(Dataset excerpts)
————————
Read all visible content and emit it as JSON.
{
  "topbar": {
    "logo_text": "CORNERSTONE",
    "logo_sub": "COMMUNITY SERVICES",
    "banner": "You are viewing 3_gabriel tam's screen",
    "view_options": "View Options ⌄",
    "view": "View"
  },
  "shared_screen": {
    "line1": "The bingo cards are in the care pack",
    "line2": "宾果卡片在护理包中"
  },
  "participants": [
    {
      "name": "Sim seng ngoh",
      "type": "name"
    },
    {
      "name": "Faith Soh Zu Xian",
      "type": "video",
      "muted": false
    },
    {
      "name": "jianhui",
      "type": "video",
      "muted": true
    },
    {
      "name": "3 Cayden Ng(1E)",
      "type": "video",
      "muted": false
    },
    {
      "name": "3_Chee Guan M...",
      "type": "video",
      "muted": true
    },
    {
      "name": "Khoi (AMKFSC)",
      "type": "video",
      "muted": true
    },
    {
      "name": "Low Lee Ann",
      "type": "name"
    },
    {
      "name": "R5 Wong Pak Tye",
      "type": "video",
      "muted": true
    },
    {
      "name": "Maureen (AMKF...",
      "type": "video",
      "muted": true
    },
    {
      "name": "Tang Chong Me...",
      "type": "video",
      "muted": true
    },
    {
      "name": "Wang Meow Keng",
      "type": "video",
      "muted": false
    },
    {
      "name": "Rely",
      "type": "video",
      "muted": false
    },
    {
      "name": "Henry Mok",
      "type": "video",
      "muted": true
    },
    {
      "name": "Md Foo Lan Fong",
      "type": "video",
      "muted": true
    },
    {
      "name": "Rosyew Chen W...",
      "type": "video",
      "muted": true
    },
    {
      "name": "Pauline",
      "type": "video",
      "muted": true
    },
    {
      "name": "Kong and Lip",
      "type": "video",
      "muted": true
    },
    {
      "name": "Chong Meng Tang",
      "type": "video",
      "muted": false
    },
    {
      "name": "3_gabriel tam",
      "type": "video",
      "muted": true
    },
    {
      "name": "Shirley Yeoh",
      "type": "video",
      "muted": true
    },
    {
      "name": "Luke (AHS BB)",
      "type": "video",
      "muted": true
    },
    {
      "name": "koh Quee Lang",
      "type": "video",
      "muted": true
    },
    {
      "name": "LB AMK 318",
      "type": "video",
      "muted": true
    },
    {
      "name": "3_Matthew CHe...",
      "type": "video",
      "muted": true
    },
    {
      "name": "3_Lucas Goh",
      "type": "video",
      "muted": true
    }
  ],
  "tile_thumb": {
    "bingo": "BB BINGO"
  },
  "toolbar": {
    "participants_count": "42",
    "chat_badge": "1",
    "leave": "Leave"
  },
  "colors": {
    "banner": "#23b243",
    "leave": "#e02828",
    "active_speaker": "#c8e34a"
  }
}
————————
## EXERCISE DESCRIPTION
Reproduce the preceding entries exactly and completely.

## EXERCISE RESPONSE
Read all visible content and emit it as JSON.
{
  "topbar": {
    "logo_text": "CORNERSTONE",
    "logo_sub": "COMMUNITY SERVICES",
    "banner": "You are viewing 3_gabriel tam's screen",
    "view_options": "View Options ⌄",
    "view": "View"
  },
  "shared_screen": {
    "line1": "The bingo cards are in the care pack",
    "line2": "宾果卡片在护理包中"
  },
  "participants": [
    {
      "name": "Sim seng ngoh",
      "type": "name"
    },
    {
      "name": "Faith Soh Zu Xian",
      "type": "video",
      "muted": false
    },
    {
      "name": "jianhui",
      "type": "video",
      "muted": true
    },
    {
      "name": "3 Cayden Ng(1E)",
      "type": "video",
      "muted": false
    },
    {
      "name": "3_Chee Guan M...",
      "type": "video",
      "muted": true
    },
    {
      "name": "Khoi (AMKFSC)",
      "type": "video",
      "muted": true
    },
    {
      "name": "Low Lee Ann",
      "type": "name"
    },
    {
      "name": "R5 Wong Pak Tye",
      "type": "video",
      "muted": true
    },
    {
      "name": "Maureen (AMKF...",
      "type": "video",
      "muted": true
    },
    {
      "name": "Tang Chong Me...",
      "type": "video",
      "muted": true
    },
    {
      "name": "Wang Meow Keng",
      "type": "video",
      "muted": false
    },
    {
      "name": "Rely",
      "type": "video",
      "muted": false
    },
    {
      "name": "Henry Mok",
      "type": "video",
      "muted": true
    },
    {
      "name": "Md Foo Lan Fong",
      "type": "video",
      "muted": true
    },
    {
      "name": "Rosyew Chen W...",
      "type": "video",
      "muted": true
    },
    {
      "name": "Pauline",
      "type": "video",
      "muted": true
    },
    {
      "name": "Kong and Lip",
      "type": "video",
      "muted": true
    },
    {
      "name": "Chong Meng Tang",
      "type": "video",
      "muted": false
    },
    {
      "name": "3_gabriel tam",
      "type": "video",
      "muted": true
    },
    {
      "name": "Shirley Yeoh",
      "type": "video",
      "muted": true
    },
    {
      "name": "Luke (AHS BB)",
      "type": "video",
      "muted": true
    },
    {
      "name": "koh Quee Lang",
      "type": "video",
      "muted": true
    },
    {
      "name": "LB AMK 318",
      "type": "video",
      "muted": true
    },
    {
      "name": "3_Matthew CHe...",
      "type": "video",
      "muted": true
    },
    {
      "name": "3_Lucas Goh",
      "type": "video",
      "muted": true
    }
  ],
  "tile_thumb": {
    "bingo": "BB BINGO"
  },
  "toolbar": {
    "participants_count": "42",
    "chat_badge": "1",
    "leave": "Leave"
  },
  "colors": {
    "banner": "#23b243",
    "leave": "#e02828",
    "active_speaker": "#c8e34a"
  }
}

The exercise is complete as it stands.